Tonight's Sky
Sun
Sun
Moon
Moon
Mercury
Mercury
Venus
Venus
Mars
Mars
Jupiter
Jupiter
Saturn
Saturn

Tonight's Sky — Change location

OR

Searching...

Tonight's Sky — Select location

Tonight's Sky — Enter coordinates

° '
° '

What are gravitational waves, and what do they have to do with the Big Bang? Can scientists detect them?

Akshata Doddamani, via Astronomy.com newsletter
Gravity waves from colliding black holes
Gravity waves radiate through space in this computer visualization of the process. Although gravitational waves have not yet been seen, relativity theory suggests they exist, and facilities around the world are looking for them.
Werner Benger, Zuse-Institut Berlin and Max-Planck-Institut für Gravitationsphysik
Gravitational waves are fluctuations of space-time caused by masses in motion. Models of the Big Bang and inflation (a brief period of hyperexpansion) predict that the dynamics of the expanding universe generated primordial gravitational waves. Fortunately, scientists have several prospects for detecting them.

Already a subscriber? Register now!

Registration is FREE and takes only a few seconds to complete. If you are already registered on Astronomy.com, please log in below.
ADVERTISEMENT

FREE EMAIL NEWSLETTER

Receive news, sky-event information, observing tips, and more from Astronomy's weekly email newsletter.

ADVERTISEMENT
ADVERTISEMENT
BoxProductcovernov

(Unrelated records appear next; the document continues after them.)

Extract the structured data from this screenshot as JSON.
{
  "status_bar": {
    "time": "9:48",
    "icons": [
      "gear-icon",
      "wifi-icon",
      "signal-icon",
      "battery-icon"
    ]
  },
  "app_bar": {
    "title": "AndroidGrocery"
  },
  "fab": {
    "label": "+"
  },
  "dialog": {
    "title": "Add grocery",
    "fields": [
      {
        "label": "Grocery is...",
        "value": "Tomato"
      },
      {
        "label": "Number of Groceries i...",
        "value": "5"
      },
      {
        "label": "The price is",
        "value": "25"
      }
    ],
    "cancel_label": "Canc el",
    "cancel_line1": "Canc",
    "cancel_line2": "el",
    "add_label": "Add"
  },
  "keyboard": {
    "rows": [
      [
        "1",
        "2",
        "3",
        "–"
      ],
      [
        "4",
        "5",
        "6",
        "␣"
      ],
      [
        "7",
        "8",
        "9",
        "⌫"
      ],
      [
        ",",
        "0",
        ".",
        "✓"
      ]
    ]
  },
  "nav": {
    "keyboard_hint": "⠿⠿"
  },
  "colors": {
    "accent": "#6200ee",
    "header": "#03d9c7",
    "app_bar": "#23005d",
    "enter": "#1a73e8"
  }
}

Click here to receive a FREE e-Guide exclusively from Astronomy magazine.

Find us on Facebook

Loading...